Yet the more interesting issue here is not that Anwar, when accused of wrongdoing, invariably goes on the offensive and tries to portray himself like a martyr, stretching the imagination to compare himself to real martyrs like Nelson Mandela or Aung San Suu Kyi, or the democratically-elected government of Malaysia as the equivalent of Mubarak’s Egypt. It is to Hillary Clinton’s credit that her State Department has begun to back away from him and his ravings.
No, the really interesting question is why his wife has not come out more vociferously to stand by her man, and has instead simply echoed others in the PKR party, of which she is president, in making the predictable claim that it is all a put-up job.
In fact, rather than visibly and substantively respond to the allegations against Ibrahim, her most recent public statement is to say that she does not regret marrying Anwar, and, perhaps somewhat tellingly, that when he proposed marriage, she had dreams about seeing his face on election posters.
“I have never regretted. Before Anwar, I accepted another proposal. But when Anwar asked me to be his wife, I dreamt of lots of posters that looked like election posters,” Wan recently said. “All these posters were of Anwar. For me, that was a sign from God so I picked Anwar.”
Election posters. A proposal for marriage elicits dreams of election posters.
“All these posters were of Anwar,” Wan said. “For me, that was a sign from God, so I picked Anwar.”
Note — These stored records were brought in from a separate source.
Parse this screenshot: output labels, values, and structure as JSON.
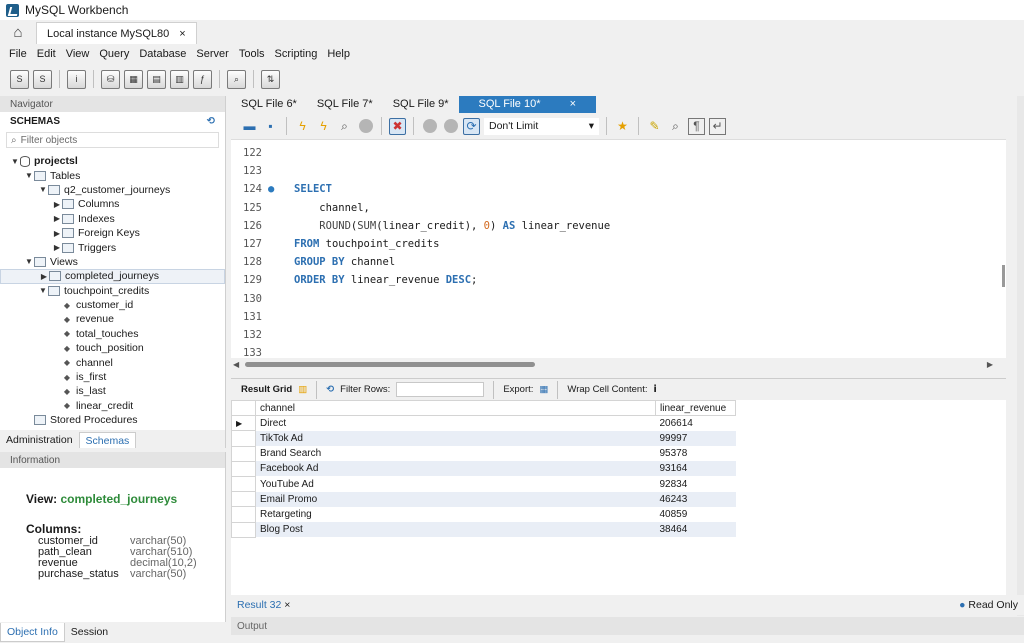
{
  "app": {
    "title": "MySQL Workbench"
  },
  "instance_tab": {
    "label": "Local instance MySQL80",
    "close": "×"
  },
  "menu": [
    "File",
    "Edit",
    "View",
    "Query",
    "Database",
    "Server",
    "Tools",
    "Scripting",
    "Help"
  ],
  "navigator": {
    "header": "Navigator",
    "schemas_label": "SCHEMAS",
    "filter_placeholder": "Filter objects",
    "tree": [
      {
        "label": "projectsl",
        "level": 0,
        "twisty": "▼",
        "icon": "database-icon",
        "bold": true
      },
      {
        "label": "Tables",
        "level": 1,
        "twisty": "▼",
        "icon": "folder-icon"
      },
      {
        "label": "q2_customer_journeys",
        "level": 2,
        "twisty": "▼",
        "icon": "table-icon"
      },
      {
        "label": "Columns",
        "level": 3,
        "twisty": "▶",
        "icon": "folder-icon"
      },
      {
        "label": "Indexes",
        "level": 3,
        "twisty": "▶",
        "icon": "folder-icon"
      },
      {
        "label": "Foreign Keys",
        "level": 3,
        "twisty": "▶",
        "icon": "folder-icon"
      },
      {
        "label": "Triggers",
        "level": 3,
        "twisty": "▶",
        "icon": "folder-icon"
      },
      {
        "label": "Views",
        "level": 1,
        "twisty": "▼",
        "icon": "folder-icon"
      },
      {
        "label": "completed_journeys",
        "level": 2,
        "twisty": "▶",
        "icon": "view-icon",
        "selected": true
      },
      {
        "label": "touchpoint_credits",
        "level": 2,
        "twisty": "▼",
        "icon": "view-icon"
      },
      {
        "label": "customer_id",
        "level": 3,
        "icon": "column-icon"
      },
      {
        "label": "revenue",
        "level": 3,
        "icon": "column-icon"
      },
      {
        "label": "total_touches",
        "level": 3,
        "icon": "column-icon"
      },
      {
        "label": "touch_position",
        "level": 3,
        "icon": "column-icon"
      },
      {
        "label": "channel",
        "level": 3,
        "icon": "column-icon"
      },
      {
        "label": "is_first",
        "level": 3,
        "icon": "column-icon"
      },
      {
        "label": "is_last",
        "level": 3,
        "icon": "column-icon"
      },
      {
        "label": "linear_credit",
        "level": 3,
        "icon": "column-icon"
      },
      {
        "label": "Stored Procedures",
        "level": 1,
        "icon": "folder-icon"
      }
    ],
    "tabs": {
      "administration": "Administration",
      "schemas": "Schemas"
    }
  },
  "information": {
    "header": "Information",
    "view_prefix": "View:",
    "view_name": "completed_journeys",
    "columns_label": "Columns:",
    "columns": [
      {
        "name": "customer_id",
        "type": "varchar(50)"
      },
      {
        "name": "path_clean",
        "type": "varchar(510)"
      },
      {
        "name": "revenue",
        "type": "decimal(10,2)"
      },
      {
        "name": "purchase_status",
        "type": "varchar(50)"
      }
    ],
    "tabs": {
      "object_info": "Object Info",
      "session": "Session"
    }
  },
  "sql_tabs": [
    {
      "label": "SQL File 6*",
      "active": false
    },
    {
      "label": "SQL File 7*",
      "active": false
    },
    {
      "label": "SQL File 9*",
      "active": false
    },
    {
      "label": "SQL File 10*",
      "active": true
    }
  ],
  "sql_tab_close": "×",
  "editor_toolbar": {
    "limit": "Don't Limit"
  },
  "editor": {
    "lines": [
      {
        "n": "122",
        "code": ""
      },
      {
        "n": "123",
        "code": ""
      },
      {
        "n": "124",
        "marker": "●",
        "code": "SELECT"
      },
      {
        "n": "125",
        "code": "    channel,"
      },
      {
        "n": "126",
        "code": "    ROUND(SUM(linear_credit), 0) AS linear_revenue"
      },
      {
        "n": "127",
        "code": "FROM touchpoint_credits"
      },
      {
        "n": "128",
        "code": "GROUP BY channel"
      },
      {
        "n": "129",
        "code": "ORDER BY linear_revenue DESC;"
      },
      {
        "n": "130",
        "code": ""
      },
      {
        "n": "131",
        "code": ""
      },
      {
        "n": "132",
        "code": ""
      },
      {
        "n": "133",
        "code": ""
      }
    ]
  },
  "result_toolbar": {
    "result_grid": "Result Grid",
    "filter_rows": "Filter Rows:",
    "export": "Export:",
    "wrap": "Wrap Cell Content:"
  },
  "result": {
    "columns": [
      "channel",
      "linear_revenue"
    ],
    "rows": [
      [
        "Direct",
        "206614"
      ],
      [
        "TikTok Ad",
        "99997"
      ],
      [
        "Brand Search",
        "95378"
      ],
      [
        "Facebook Ad",
        "93164"
      ],
      [
        "YouTube Ad",
        "92834"
      ],
      [
        "Email Promo",
        "46243"
      ],
      [
        "Retargeting",
        "40859"
      ],
      [
        "Blog Post",
        "38464"
      ]
    ]
  },
  "result_tab": {
    "label": "Result 32",
    "close": "×",
    "status": "Read Only"
  },
  "output": {
    "label": "Output"
  },
  "colors": {
    "accent": "#2c7bbf",
    "keyword": "#2c6fb1",
    "number": "#d2691e",
    "view_name": "#2e8b3a"
  }
}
In the States, we generally assume that in a marriage with a politically ambitious wife and her husband, the public face, in the middle of a sex scandal, the husband is going to get all but literally castrated in private, followed by a stand-by-her-man routine for the cameras. Silence is usually a tacit admission that the straying was too awful to be masked.
We usually don’t end up with a confession of pre-marital dreams of election posters.
And that may take us to the ultimate explanation of why Anwar’s wife — who is after all the President of PKR, and let’s face it, the most likely successor to Anwar should he eventually step down or step away from his political career — is being so careful. It may be that she intends that her own face, or that of her daughter Nurul Izzah, is the next one that could appear on election posters. If Anwar is persona non grata with the Administration, perhaps a different face (one not on imaginary election posters, but the real things) would be a better one for the American political establishment.
In her previous career as Apologist-in-Chief to the Adulterer-in-Chief, Hillary Clinton came out and dealt directly with Monica Lewinsky. (Of course, she did so by accusing a shadowy cabal of enemies of setting the whole thing up, but really, that was her way back then. Not now. Certainly.) But Wan Azizah is perhaps as adamant as she is, because even the slightest admission of suspicion on her part would cause the whole edifice of Anwar’s opposition PKR Party and, therefore, the whole Anwar Family Dynasty, to crumble.
The State Department would do well to remember that Anwar has not only denied that he is the man in the now-famous sex video, but also the allegations that his wife and daughter were turning their backs on him.
In this, he is probably right. Neither Wan Azizah nor Nurul Izzah can afford to turn their backs on Anwar, whatever happens. They are all in this together, and should remain so in the minds of the foreign policy professionals charged with maintaining our relations with this rare, functional Muslim democracy.